Verizon’s $4.83 billion purchase price for Yahoo includes the former Yahoo Small Business division, which is now called Aabaco Small Business.
TV and online shopping network ShopNBC has reduced its salaried work force by 11%, bringing total reductions since fiscal 2007 to 27%.
In its continuing effort to stem losses, ShopNBC has cut its salaried work force by 11%, or about 60 workers, bringing total headcount reductions since fiscal 2007 to 27%. ShopNBC and its e-commerce business ShopNBC.com are operated by ValueVision Media Inc.
Employees affected by the layoff were offered severance and outplacement services, the company says. In addition, ShopNBC will suspend its 401(k) match for fiscal 2009, and there will be a salary freeze with no merit pay increases. In addition to trimming staff, other cost-reduction measures for the coming fiscal year include an organizational restructuring and renegotiating its cable and satellite distribution agreements.
The moves were designed to bring greater focus on profitability, accountability and efficiency in key business units, the company says. “The steps taken to resize our organization for 2009 are difficult but necessary,” says Keith Stewart, president and chief operating officer of ShopNBC, No. 65 in the Internet Retailer Top 500 Guide. “Going forward, we will continue to aggressively explore and implement all appropriate cost-reduction measures. By reducing our cost structure today, we will be able to focus on our long-term objectives of better serving our loyal customers and achieving profitable growth.”
The company also reported it is making progress on the renewal of its cable and satellite distribution agreements. To date, it has renegotiated agreements covering 18 million homes and achieved competitive rates for these homes. The company remains in negotiations with cable operators that represent the majority of the households currently up for renewal and expects to provide a status update before the end of January.
“We are pleased with how our negotiations are proceeding,” Stewart says. "To date, we have been successful in preserving our distribution footprint, which is important for our future growth as these homes are like our stores.”
In the third quarter ended Nov. 1, 2008, revenue at parent ValueVision declined by 32.5% while the company’s net loss grew by 258%. For the quarter, ValueVision posted a net loss of $20.8 million on sales of $124.8 million, compared with a net loss of $5.8 million on sales of $184.8 million in Q3 of 2007.

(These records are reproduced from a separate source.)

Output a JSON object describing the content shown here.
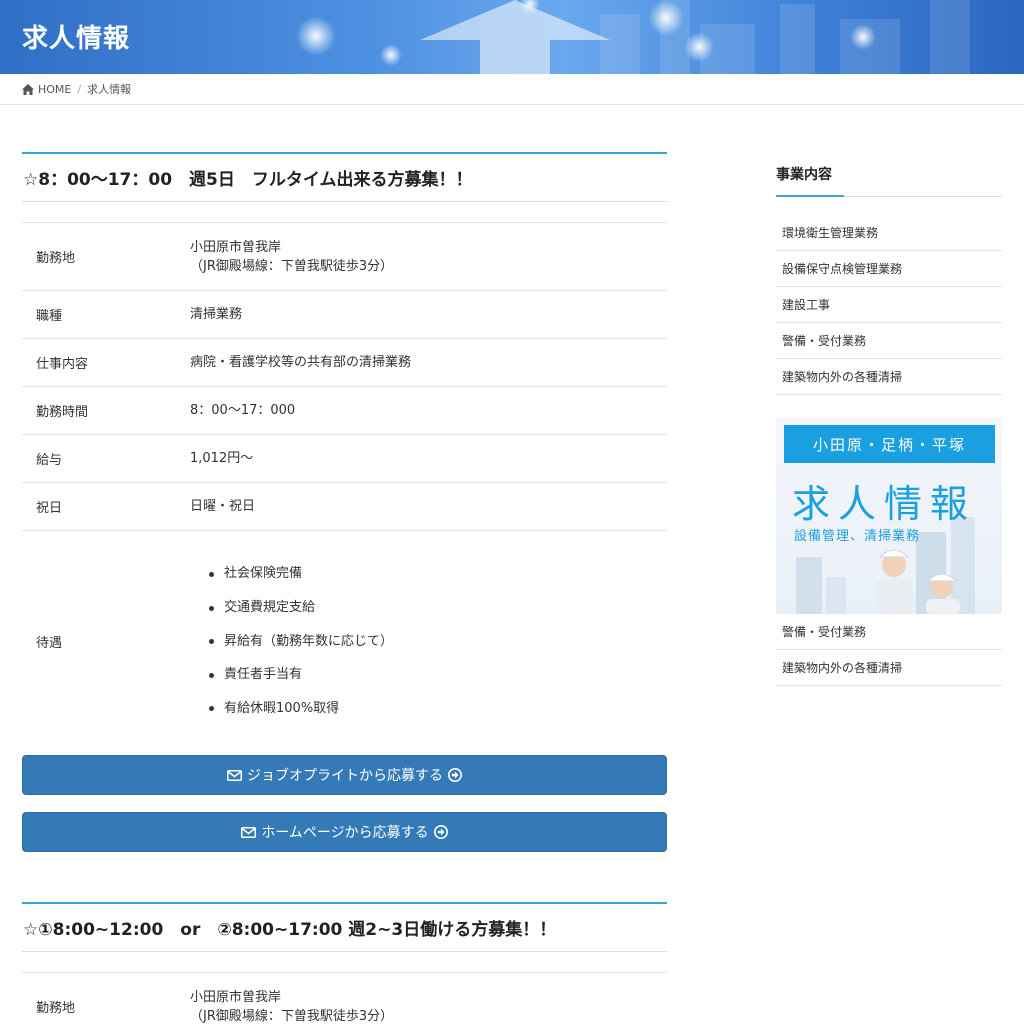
{
  "header": {
    "title": "求人情報"
  },
  "breadcrumb": {
    "home": "HOME",
    "separator": "/",
    "current": "求人情報"
  },
  "jobs": [
    {
      "title": "☆8：00〜17：00　週5日　フルタイム出来る方募集！！",
      "rows": {
        "location_label": "勤務地",
        "location_line1": "小田原市曽我岸",
        "location_line2": "（JR御殿場線：下曽我駅徒歩3分）",
        "type_label": "職種",
        "type_value": "清掃業務",
        "content_label": "仕事内容",
        "content_value": "病院・看護学校等の共有部の清掃業務",
        "hours_label": "勤務時間",
        "hours_value": "8：00〜17：000",
        "pay_label": "給与",
        "pay_value": "1,012円〜",
        "holiday_label": "祝日",
        "holiday_value": "日曜・祝日",
        "benefits_label": "待遇",
        "benefits": [
          "社会保険完備",
          "交通費規定支給",
          "昇給有（勤務年数に応じて）",
          "責任者手当有",
          "有給休暇100%取得"
        ]
      },
      "buttons": {
        "jobofferlite": "ジョブオプライトから応募する",
        "homepage": "ホームページから応募する"
      }
    },
    {
      "title": "☆①8:00~12:00　or　②8:00~17:00 週2~3日働ける方募集！！",
      "rows": {
        "location_label": "勤務地",
        "location_line1": "小田原市曽我岸",
        "location_line2": "（JR御殿場線：下曽我駅徒歩3分）"
      }
    }
  ],
  "sidebar": {
    "heading": "事業内容",
    "items": [
      "環境衛生管理業務",
      "設備保守点検管理業務",
      "建設工事",
      "警備・受付業務",
      "建築物内外の各種清掃"
    ],
    "promo": {
      "region": "小田原・足柄・平塚",
      "title": "求人情報",
      "subtitle": "設備管理、清掃業務"
    },
    "items_after": [
      "警備・受付業務",
      "建築物内外の各種清掃"
    ]
  },
  "colors": {
    "accent": "#3ba3dc",
    "button": "#337ab7",
    "promo": "#1aa0e0"
  },
  "icons": [
    "home-icon",
    "envelope-icon",
    "arrow-circle-right-icon"
  ]
}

For the first nine months of fiscal 2008, ValueVision posted a net loss of $54.2 million on revenue of $422.9 million vs. net income of $23 million on sales of $563.5 million in the previous year. ValueVision did not break out Q3 and year-to-date web sales.